◆ **Goal of the exercise**
Please return all of the data exactly as written.

[Items from a dataset]
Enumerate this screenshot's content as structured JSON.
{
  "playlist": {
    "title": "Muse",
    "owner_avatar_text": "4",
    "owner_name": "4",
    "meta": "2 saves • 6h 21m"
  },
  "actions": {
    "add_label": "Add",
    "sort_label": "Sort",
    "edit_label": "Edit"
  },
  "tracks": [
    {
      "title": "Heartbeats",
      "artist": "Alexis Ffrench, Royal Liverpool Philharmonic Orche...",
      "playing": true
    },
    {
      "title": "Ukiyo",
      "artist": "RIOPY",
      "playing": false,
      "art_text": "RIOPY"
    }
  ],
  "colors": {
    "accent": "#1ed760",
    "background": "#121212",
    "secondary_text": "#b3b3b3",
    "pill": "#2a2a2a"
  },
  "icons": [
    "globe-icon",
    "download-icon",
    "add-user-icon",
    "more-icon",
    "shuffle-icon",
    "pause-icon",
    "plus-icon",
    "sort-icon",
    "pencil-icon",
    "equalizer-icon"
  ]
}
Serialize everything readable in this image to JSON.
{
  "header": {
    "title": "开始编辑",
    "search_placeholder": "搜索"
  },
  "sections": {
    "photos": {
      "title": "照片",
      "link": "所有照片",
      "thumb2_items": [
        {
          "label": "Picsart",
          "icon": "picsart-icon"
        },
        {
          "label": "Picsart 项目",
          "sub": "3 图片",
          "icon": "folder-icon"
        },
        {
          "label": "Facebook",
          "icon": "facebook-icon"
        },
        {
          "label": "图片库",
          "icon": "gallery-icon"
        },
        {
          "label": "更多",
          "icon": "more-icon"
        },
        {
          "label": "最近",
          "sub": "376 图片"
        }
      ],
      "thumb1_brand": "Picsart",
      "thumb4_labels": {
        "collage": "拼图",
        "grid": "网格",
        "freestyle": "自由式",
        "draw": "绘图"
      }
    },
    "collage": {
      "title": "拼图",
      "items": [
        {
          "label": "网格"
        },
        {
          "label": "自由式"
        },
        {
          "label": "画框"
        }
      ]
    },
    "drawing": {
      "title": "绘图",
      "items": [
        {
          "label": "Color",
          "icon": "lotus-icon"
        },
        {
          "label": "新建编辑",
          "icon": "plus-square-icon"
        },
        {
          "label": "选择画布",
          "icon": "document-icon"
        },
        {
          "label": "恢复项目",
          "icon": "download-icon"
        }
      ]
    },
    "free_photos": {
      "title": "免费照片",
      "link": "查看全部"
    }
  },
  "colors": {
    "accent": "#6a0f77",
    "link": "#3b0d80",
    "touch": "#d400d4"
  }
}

◆ **Response below**
Enumerate this screenshot's content as structured JSON.
{
  "playlist": {
    "title": "Muse",
    "owner_avatar_text": "4",
    "owner_name": "4",
    "meta": "2 saves • 6h 21m"
  },
  "actions": {
    "add_label": "Add",
    "sort_label": "Sort",
    "edit_label": "Edit"
  },
  "tracks": [
    {
      "title": "Heartbeats",
      "artist": "Alexis Ffrench, Royal Liverpool Philharmonic Orche...",
      "playing": true
    },
    {
      "title": "Ukiyo",
      "artist": "RIOPY",
      "playing": false,
      "art_text": "RIOPY"
    }
  ],
  "colors": {
    "accent": "#1ed760",
    "background": "#121212",
    "secondary_text": "#b3b3b3",
    "pill": "#2a2a2a"
  },
  "icons": [
    "globe-icon",
    "download-icon",
    "add-user-icon",
    "more-icon",
    "shuffle-icon",
    "pause-icon",
    "plus-icon",
    "sort-icon",
    "pencil-icon",
    "equalizer-icon"
  ]
}
Serialize everything readable in this image to JSON.
{
  "header": {
    "title": "开始编辑",
    "search_placeholder": "搜索"
  },
  "sections": {
    "photos": {
      "title": "照片",
      "link": "所有照片",
      "thumb2_items": [
        {
          "label": "Picsart",
          "icon": "picsart-icon"
        },
        {
          "label": "Picsart 项目",
          "sub": "3 图片",
          "icon": "folder-icon"
        },
        {
          "label": "Facebook",
          "icon": "facebook-icon"
        },
        {
          "label": "图片库",
          "icon": "gallery-icon"
        },
        {
          "label": "更多",
          "icon": "more-icon"
        },
        {
          "label": "最近",
          "sub": "376 图片"
        }
      ],
      "thumb1_brand": "Picsart",
      "thumb4_labels": {
        "collage": "拼图",
        "grid": "网格",
        "freestyle": "自由式",
        "draw": "绘图"
      }
    },
    "collage": {
      "title": "拼图",
      "items": [
        {
          "label": "网格"
        },
        {
          "label": "自由式"
        },
        {
          "label": "画框"
        }
      ]
    },
    "drawing": {
      "title": "绘图",
      "items": [
        {
          "label": "Color",
          "icon": "lotus-icon"
        },
        {
          "label": "新建编辑",
          "icon": "plus-square-icon"
        },
        {
          "label": "选择画布",
          "icon": "document-icon"
        },
        {
          "label": "恢复项目",
          "icon": "download-icon"
        }
      ]
    },
    "free_photos": {
      "title": "免费照片",
      "link": "查看全部"
    }
  },
  "colors": {
    "accent": "#6a0f77",
    "link": "#3b0d80",
    "touch": "#d400d4"
  }
}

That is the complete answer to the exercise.